Personal Story of the Corruption in Mainland China
I arrived (to the United States) not long ago, that’s why I know something about that place (Mainland China). I was a teacher in a city in Guangdong province, and later became the Deputy Principal.
Quitting the Youth League
(While living in China) I had no way to find out the truth about what had happened on June 4. Because some of the instructors I worked with had children who were studying at Tsinghua University, we heard a little about the news of the crackdown from them. At that time, important information was only passed down to the level of the CCP officials, and did not reach everyday people. Instead, what we heard only was that the students were an anti-revolution rebellion. Although I had already seen through the CCP’s lies about what was really happening, I didn’t dare talk about it in that environment.
At that time, the CCP officials were assembled at the Party School to listen to the Central Committee Notice. The notice said that Zhao Ziyang ran against the Party. I could not stop from objecting out loud, and said, “Isn’t this funny? Zhao is the General Secretary of the Party. Is he going against himself?!”
Where I came from, as an official you need to be a Party Member. After I was promoted to Principal, those Party Members started to try to persuade me to join the Party, but I saw them as gangsters, so I said, “I’m not the same kind of person as you are, we think differently, you and I. All of you are so ‘glorious, great, and perfect.’ I have not reached that status yet.” At that time, I realized that social morality was sliding down so terribly. Privately, when I chatted with my friends, we all spoke about the situation. We talked about the fact that this person could join the Party when he became bad to some extent, and then when his evilness again reached a certain level, he would be promoted.
There are two kinds of people in China, one kind is the Party’s dog. They are accomplices. The other kind is being ordered around by them. Normally, they are good people.
In 1993, someone introduced me to a well known PhD.

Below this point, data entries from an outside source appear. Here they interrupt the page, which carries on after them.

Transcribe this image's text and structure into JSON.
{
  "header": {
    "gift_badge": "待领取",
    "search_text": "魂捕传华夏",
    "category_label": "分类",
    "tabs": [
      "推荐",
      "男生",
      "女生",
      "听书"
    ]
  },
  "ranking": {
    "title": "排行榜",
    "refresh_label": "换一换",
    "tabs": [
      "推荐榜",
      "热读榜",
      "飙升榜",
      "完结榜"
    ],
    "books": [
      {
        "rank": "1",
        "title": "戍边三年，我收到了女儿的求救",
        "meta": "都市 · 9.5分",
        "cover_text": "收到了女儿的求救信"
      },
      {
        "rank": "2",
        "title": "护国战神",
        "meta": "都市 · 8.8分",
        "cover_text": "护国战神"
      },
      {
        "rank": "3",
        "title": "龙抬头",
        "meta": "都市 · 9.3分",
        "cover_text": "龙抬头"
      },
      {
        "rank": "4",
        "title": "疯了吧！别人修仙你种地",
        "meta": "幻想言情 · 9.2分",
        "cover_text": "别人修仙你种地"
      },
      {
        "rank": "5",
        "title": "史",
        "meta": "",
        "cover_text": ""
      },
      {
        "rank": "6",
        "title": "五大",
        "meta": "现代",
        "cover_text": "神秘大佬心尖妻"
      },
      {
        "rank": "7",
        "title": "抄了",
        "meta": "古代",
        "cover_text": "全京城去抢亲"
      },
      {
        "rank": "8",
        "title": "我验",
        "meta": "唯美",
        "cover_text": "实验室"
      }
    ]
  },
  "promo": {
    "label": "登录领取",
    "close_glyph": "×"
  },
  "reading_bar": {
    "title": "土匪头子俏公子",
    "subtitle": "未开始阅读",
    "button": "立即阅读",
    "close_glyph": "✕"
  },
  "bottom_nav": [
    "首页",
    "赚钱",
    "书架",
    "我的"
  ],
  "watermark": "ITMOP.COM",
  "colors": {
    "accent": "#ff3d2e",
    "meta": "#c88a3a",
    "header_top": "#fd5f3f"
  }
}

Originally, the Party wanted to make him the Secretary of the District Party Committee. He was a Party member, but he had stood up against the CCP during the Tiananmen Massacre. He told me many things about the Tiananmen Massacre. I sympathized with him, and wanted to know more about him, so I called my friend who worked in the local Party Organization Department. I asked my friend what are the internal regulations regarding students who had been involved in the June 4 incident.
They told me there were four regulations, including not being allowed to work in any developed cities along the coastline, not being allowed to leave the country, not being allowed to work in the government department, and being required to report in every week. Basically they want to restrict these students to death. I was really scared after finding out about that. The man with the PhD also told me that his telephone was tapped. I thought about it for quite a long time and decided to stop associating with him, because I knew how fierce the CCP could be. It would treat a talented person like this PhD in whatever way it wanted, so it was better not to have any illusions about what the CCP might do.
I did not join the Party; however, I did join the Youth League, but I quit without hesitation when I saw the appeal to quit the CCP from Epoch Times.
Making False Facades
Don’t just look at how many big building are in the cities as a measure of China’s success. It’s just like the stock market. There was a listing company in my area, and the grass in their yard was higher than a child. No one worked there. In fact, it had been closed for 10 years. It was still a listing company, and people said that it had been classified as a hi-tech stock already. Someone was still cheating people with this false facade, and making money on the stock market. Now the corruption in my city is much worse than before 1989, and it has worsened to the extent that government offices are bought and sold.
Here is another example. During the SARS outbreak in Guangdong province, the information was passed down through restricted channels. But nobody knew how to prevent it, so we sprayed vinegar in the classrooms. Then suddenly it was forbidden to talk about SARS. I believed that at that time they had begun to cover up the news.
The public safety was very bad in the place I used to live. Once there was a murder case, but the newspaper wouldn’t dare to publish it, and so the information was just circulated in small groups. We were so afraid of fake and poisonous food products. There were teachers in our school that had been poisoned, and it was not just one or two persons. However, even situations like that were considered “stable” by the government.
Enjoying Watching NTDTV
When I just arrived in the U.S., my husband knew that I could not speak English, and worried that I would be lonely. So he installed Chinese Satellite TV for me, but then I found out it was getting more and more outrageous, and I realized the broadcasts were just like the CCTV from mainland China. So I stopped that service. After that I read the news from the Epoch Times newspaper that Eutelsat, a company that owns a broadcasting satellite, wanted to stop the NTDTV service. I thought that since the CCP wanted to pressure Eutelsat to stop broadcasting NTDTV, then NTDTV must be good. Based on my personal experience, the easiest way to judge good or bad is to check the CCP’s attitude on the issue. Whatever the CCP objects to may be something good. If the CCP promotes something, you must look at it twice.
The above is my personal experience in Mainland China. I still have a lot more I want to say. I will write more of it down if I get chance, in order to let more people know how the CCP has destroyed China, and to what extent.